- The Stand – epic work by Stephen King that really captured my apocalyptic imagination. I’ve read almost everything King wrote, but I keep going back to reread The Stand.
- A Heartbreaking Work of Staggering Genius – my sister gave me this a few years ago and said it reminded her of me. I still haven’t finished it, but I love it.
- So You Wanna Be a Rock & Roll Star – by the drummer of Semisonic, a flash-in-the-pan band I really liked. Great book, too – reminds you that fame is fleeting.
- The Art of War – by Sun Tzu, translated by Samuel Griffith. I use lessons from this book at least once a week, and this would be the other of the two Brent-making-books.
- Elements of Style – trying to improve my word skillz.
- Getting Things Done – awesome productivity book.
- Pygmy – by the author of Fight Club. Couldn’t resist the cover and the author’s resume, and stashed this away for my next cruise.
- The Whuffie Factor – everything you need to know about the way the world will work five years from now. The job market is already changing, and this book isn’t just for businesses. It’s for IT people too.
- Unorthodox Strategies from the Art of War – the problem with picking up The Art of War is that it can be cryptic and tough to imagine as relevant to our daily corporate lives. Sawyer helped me get into The Art of War for the first time.
- Financial Peace – I declared bankruptcy back in 1996, and I had one hell of a tough time figuring out how to manage my finances. Dave Ramsey’s book gave me the answers, and I’ve been really happy ever since. The advice ain’t easy to implement, but the really good things in life take hard work.
- I Am America (And So Can You) – I really believed my first book would be something like Stephen Colbert’s, a big package of hilariously strung-together falsehoods. Maybe it’ll be my second. Books like this call to me because there’s none of that fact-checking crap.

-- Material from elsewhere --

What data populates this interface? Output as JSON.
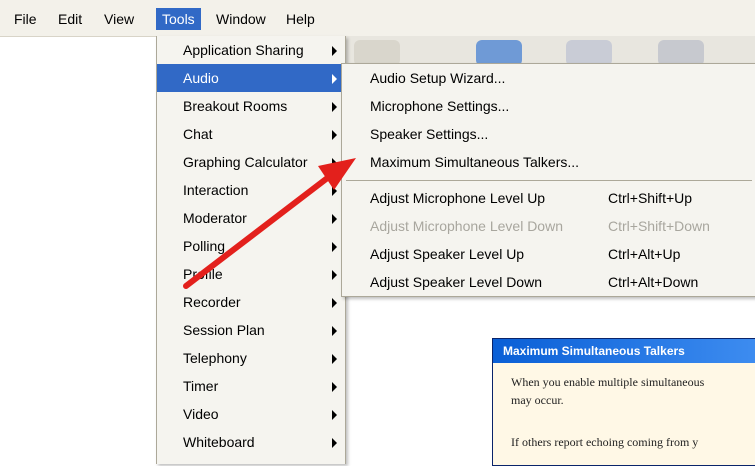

- Talent Is Never Enough – it’s pop psychology motivational crap, but it’s right. (Note: it has come to my attention that this book is not in the bookshelf photo. That’s because it’s currently in my bathroom – I rotate books through there regularly. Probably too much information, but somebody’s going to notice. Just so you’ve got proof that I own it, I’ve taken a picture of myself with the book before.)

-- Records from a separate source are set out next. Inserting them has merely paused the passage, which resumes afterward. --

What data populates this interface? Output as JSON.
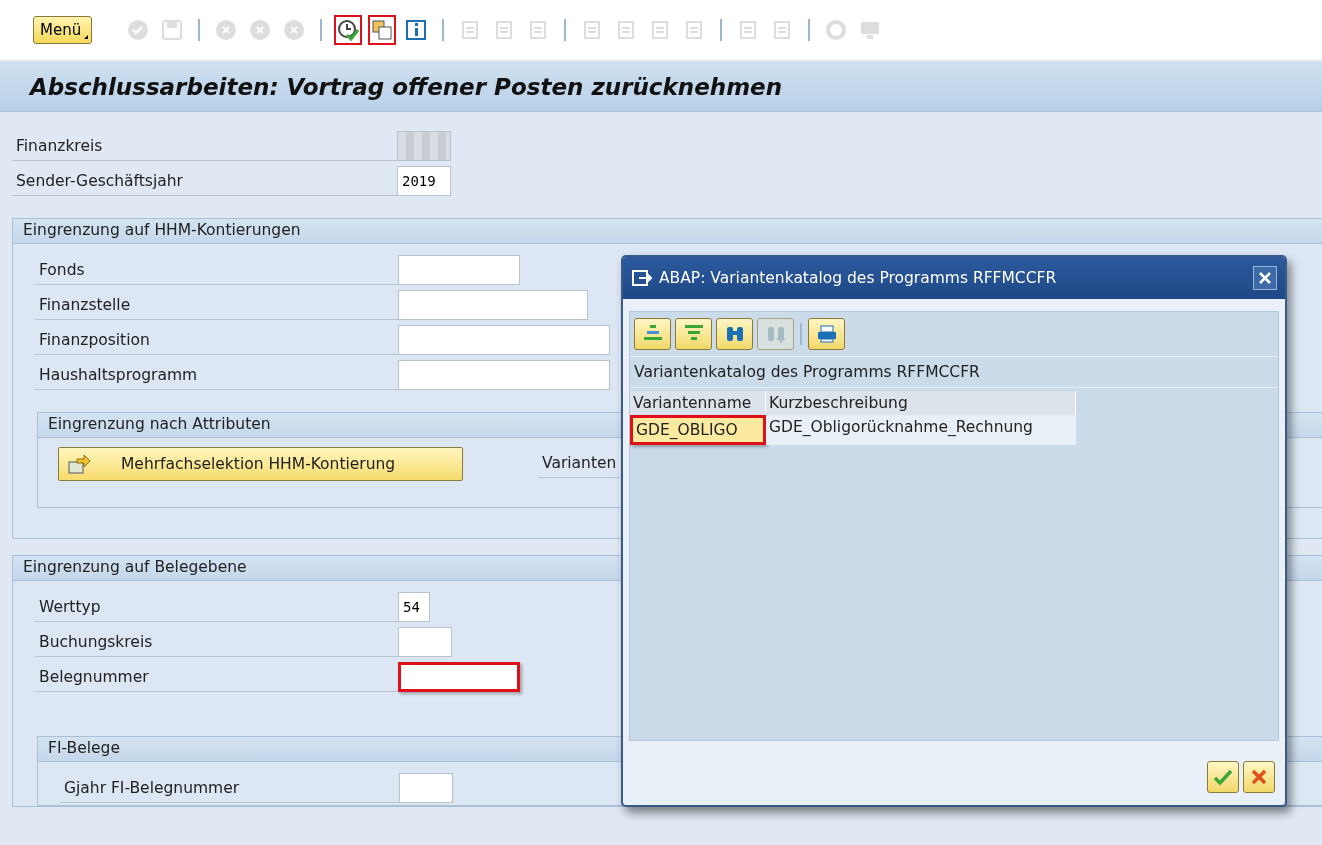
{
  "toolbar": {
    "menu_label": "Menü",
    "groups": [
      [
        {
          "highlighted": false,
          "disabled": true
        },
        {
          "highlighted": false,
          "disabled": true
        }
      ],
      [
        {
          "highlighted": false,
          "disabled": true
        },
        {
          "highlighted": false,
          "disabled": true
        },
        {
          "highlighted": false,
          "disabled": true
        }
      ],
      [
        {
          "highlighted": true,
          "disabled": false
        },
        {
          "highlighted": true,
          "disabled": false
        },
        {
          "highlighted": false,
          "disabled": false
        }
      ],
      [
        {
          "highlighted": false,
          "disabled": true
        },
        {
          "highlighted": false,
          "disabled": true
        },
        {
          "highlighted": false,
          "disabled": true
        }
      ],
      [
        {
          "highlighted": false,
          "disabled": true
        },
        {
          "highlighted": false,
          "disabled": true
        },
        {
          "highlighted": false,
          "disabled": true
        },
        {
          "highlighted": false,
          "disabled": true
        }
      ],
      [
        {
          "highlighted": false,
          "disabled": true
        },
        {
          "highlighted": false,
          "disabled": true
        }
      ],
      [
        {
          "highlighted": false,
          "disabled": true
        },
        {
          "highlighted": false,
          "disabled": true
        }
      ]
    ]
  },
  "title": "Abschlussarbeiten: Vortrag offener Posten zurücknehmen",
  "header_fields": [
    {
      "label": "Finanzkreis",
      "redacted": true,
      "highlighted": false
    },
    {
      "label": "Sender-Geschäftsjahr",
      "value": "2019",
      "redacted": false,
      "highlighted": false
    }
  ],
  "sections": [
    {
      "title": "Eingrenzung auf HHM-Kontierungen",
      "fields": [
        {
          "label": "Fonds",
          "redacted": false,
          "highlighted": false
        },
        {
          "label": "Finanzstelle",
          "redacted": false,
          "highlighted": false
        },
        {
          "label": "Finanzposition",
          "redacted": false,
          "highlighted": false
        },
        {
          "label": "Haushaltsprogramm",
          "redacted": false,
          "highlighted": false
        }
      ],
      "subsection": {
        "title": "Eingrenzung nach Attributen",
        "button": "Mehrfachselektion HHM-Kontierung",
        "side_label": "Varianten"
      }
    },
    {
      "title": "Eingrenzung auf Belegebene",
      "fields": [
        {
          "label": "Werttyp",
          "value": "54",
          "redacted": false,
          "highlighted": false
        },
        {
          "label": "Buchungskreis",
          "redacted": false,
          "highlighted": false
        },
        {
          "label": "Belegnummer",
          "redacted": false,
          "highlighted": true
        }
      ],
      "subsection": {
        "title": "FI-Belege",
        "fields": [
          {
            "label": "Gjahr FI-Belegnummer",
            "redacted": false,
            "highlighted": false
          }
        ]
      }
    }
  ],
  "dialog": {
    "title": "ABAP: Variantenkatalog des Programms RFFMCCFR",
    "tools": [
      {
        "disabled": false
      },
      {
        "disabled": false
      },
      {
        "disabled": false
      },
      {
        "disabled": true
      },
      {
        "disabled": false
      }
    ],
    "list_title": "Variantenkatalog des Programms RFFMCCFR",
    "columns": [
      "Variantenname",
      "Kurzbeschreibung"
    ],
    "rows": [
      {
        "cells": [
          "GDE_OBLIGO",
          "GDE_Obligorücknahme_Rechnung"
        ],
        "selected": true,
        "highlighted": true
      }
    ]
  }
}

- Wikinomics: How Mass Collaboration Changes Everything – you can’t believe everything you read, especially in this book. It’s filled with dot-com companies that were destined to be The Next Big Thing, and now half of them have gone belly-up. Good read though.
- The Non-Runner’s Marathon Trainer – you can judge this book by the cover. I’d never done any running before picking up this book, and it got me to my first 18-mile run. It teaches you everything you need to know to train for a marathon – and I mean everything.
- The Ultimate Hitchhiker’s Guide – most geeks probably read this in high school, then discarded it. I reread parts of it periodically to remind myself of the kind of writing I strive for.
- Tax Savvy for Small Business – I started an LLC last year and I keep kicking myself for not doing it sooner. Unbelievable tax paybacks.
Now, having seen my oddball bookshelf, are there any books you’d recommend to me or the readers?